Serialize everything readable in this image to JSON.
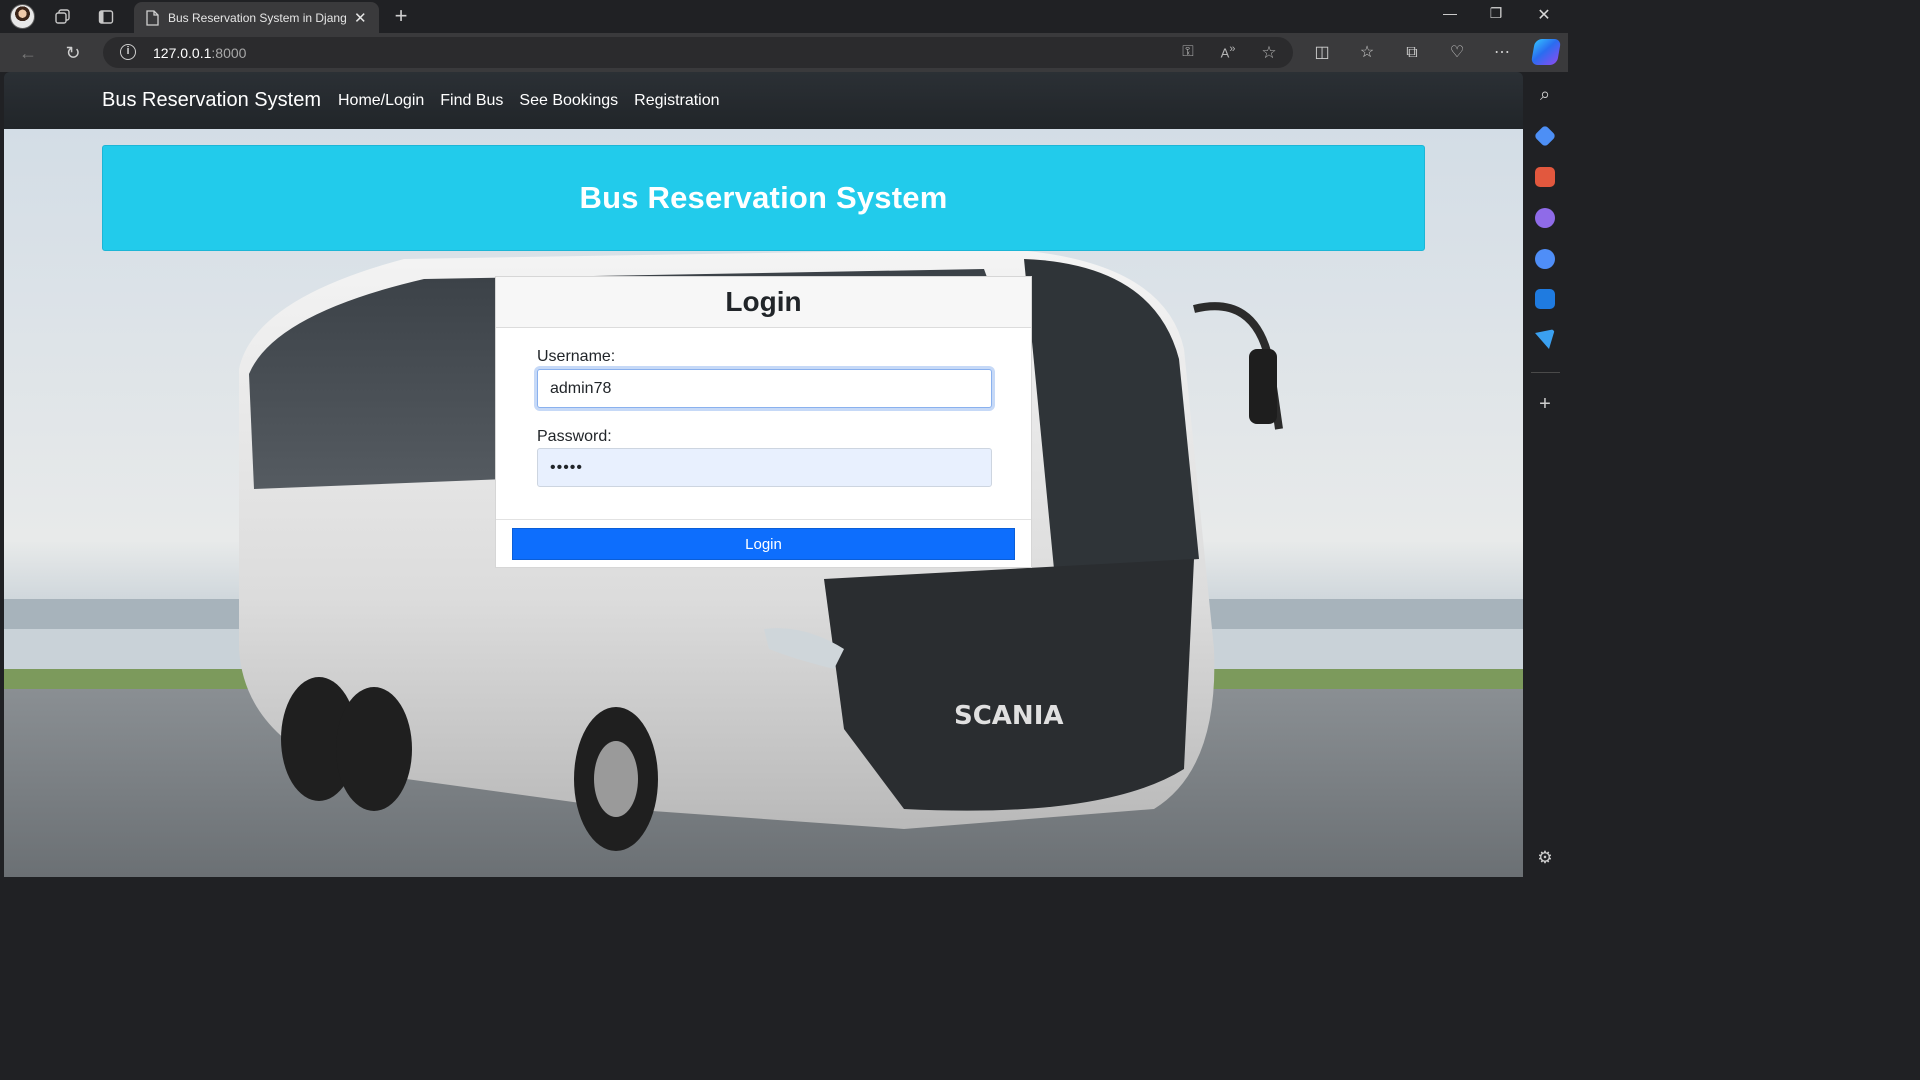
{
  "browser": {
    "tab_title": "Bus Reservation System in Djang",
    "url_host": "127.0.0.1",
    "url_port": ":8000"
  },
  "navbar": {
    "brand": "Bus Reservation System",
    "links": [
      {
        "label": "Home/Login"
      },
      {
        "label": "Find Bus"
      },
      {
        "label": "See Bookings"
      },
      {
        "label": "Registration"
      }
    ]
  },
  "banner": {
    "title": "Bus Reservation System"
  },
  "login": {
    "title": "Login",
    "username_label": "Username:",
    "username_value": "admin78",
    "password_label": "Password:",
    "password_value": "•••••",
    "button_label": "Login"
  },
  "hero": {
    "bus_brand": "SCANIA"
  },
  "colors": {
    "navbar": "#212529",
    "banner": "#22cbeb",
    "primary_button": "#0d6efd",
    "autofill": "#e8f0fe"
  }
}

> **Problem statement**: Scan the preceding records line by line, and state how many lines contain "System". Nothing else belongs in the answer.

> **Solution to this exercise**: 3